- Filet Mignon
Filets are the tenderest and lean cuts available in a steakhouse. For that reason, you might want to cut the steak into smaller pieces of filets and remove the fats and any other connective tissue. You can refrigerate the filets until the next day when you are ready. When it comes to cooking, smear the filets with a little butter and sprinkle some bits of kosher salt on the surface. Then, cook the pieces on a charcoal grill for some time then transfer them to a stove when they cook so fast. This is to prevent the steaks from burning and allow the formation of a crust. To preserve the delicate taste of the filets, do not go for the robust tannic wine. Instead, go for the subtle old world aged wines like aged Bordeaux.

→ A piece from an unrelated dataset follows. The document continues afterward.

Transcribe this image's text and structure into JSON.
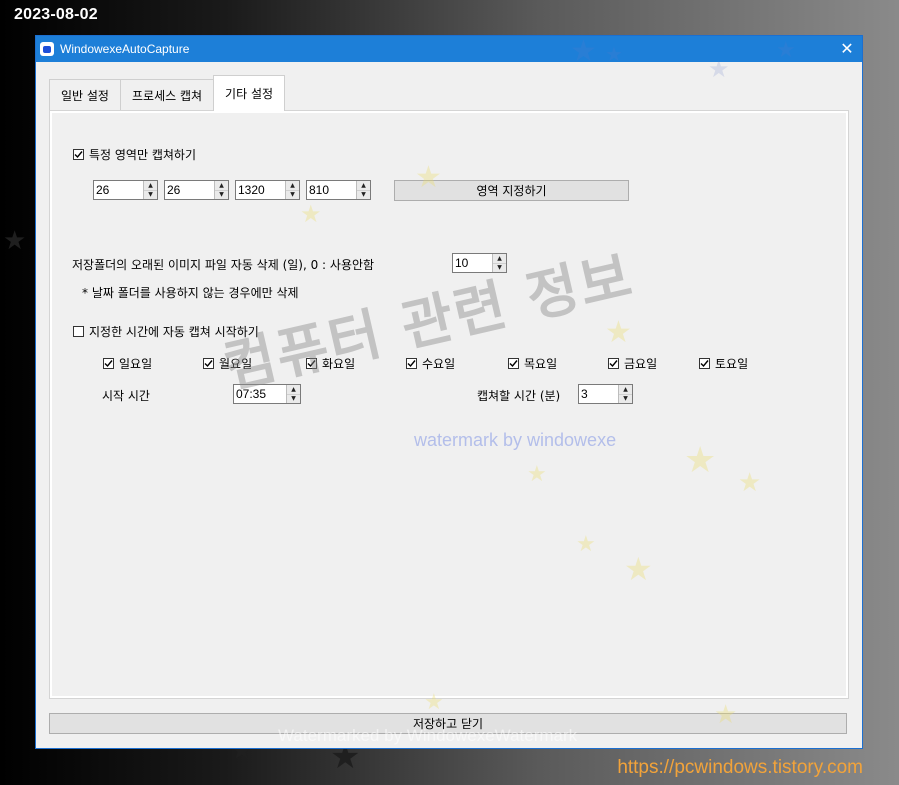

This is the most tender and marbled steak available in steakhouses. It comes from the lowest part of a cow – the rib section, from rib number 6 to 12. It can come with a bone or not. It is full of fats and mouthwatering intense marbling. The best way to cook a rib is over high temperatures on a firewood grill. Smear the cut with hot butter from time to time when grilling. When it is almost done, transfer it to the less heated edge of the grill to allow heat to penetrate the inner layers slowly. If you want your steak to cook faster, you can remove the bone or have it come with none because the meat around the bone usually has more connective tissues that slow down cooking time. A neutral wine like the Napa Valley Cabernet or a Californian Syrah would be some good choices to pair with rib eye.
- New York Strip
If you want the combination of both marbling and tenderness, the New York strip is the most preferable choice. Because of the strip of the bone, this, therefore, means that the steal requires some increased time of cooking because it has more connective tissues that affirm the meat to the strip. New York strip is a very forgiving cut when it comes to increased cooking time; however, if you want the best experience, cook yours to medium doneness, otherwise, you risk ripping the cut of its marbling. Because of its balanced nature, experts advise that you season the cut with just salt and pepper. A more robust wine with some bits of acidity and tanning is needed to cut through the fats. Such wines that pair well with a New York strip include Cabernet Sauvignon, Sangiovese and Cabernet Franc.
Also known as T-bone steak, this cut is a combination of both a filet and a strip. It is from the short loin area of a cow and has a strip on the shorter side and a tender filet on the longer side separated a t- shaped bone, hence the name. Cook the filet side of the steak on the hottest side of a grill, and then transfer the strip side of the cut to a cooler side of the grill. After it is done, let it sit for a few minutes before adding some salt, pepper, and brush with hot melted butter. Put it back onto the grill and cook until sizzling starts. The tender and leaner filet side of the cut pairs perfectly with a full-bodied red wine. However, because this steak has two different types of cuts into one, a more balanced wine is needed to pair with this cut.
Generally, red wine pairs well with steaks of all types because the sweet taste helps fight the peppers, and the earthy and meaty tastes. Finding a steakhouse that knows how to pair steaks with different wines is not an easy encounter. When you find one that does satisfy your taste buds, stick to it instead of looking for one every time you want to have such a combination.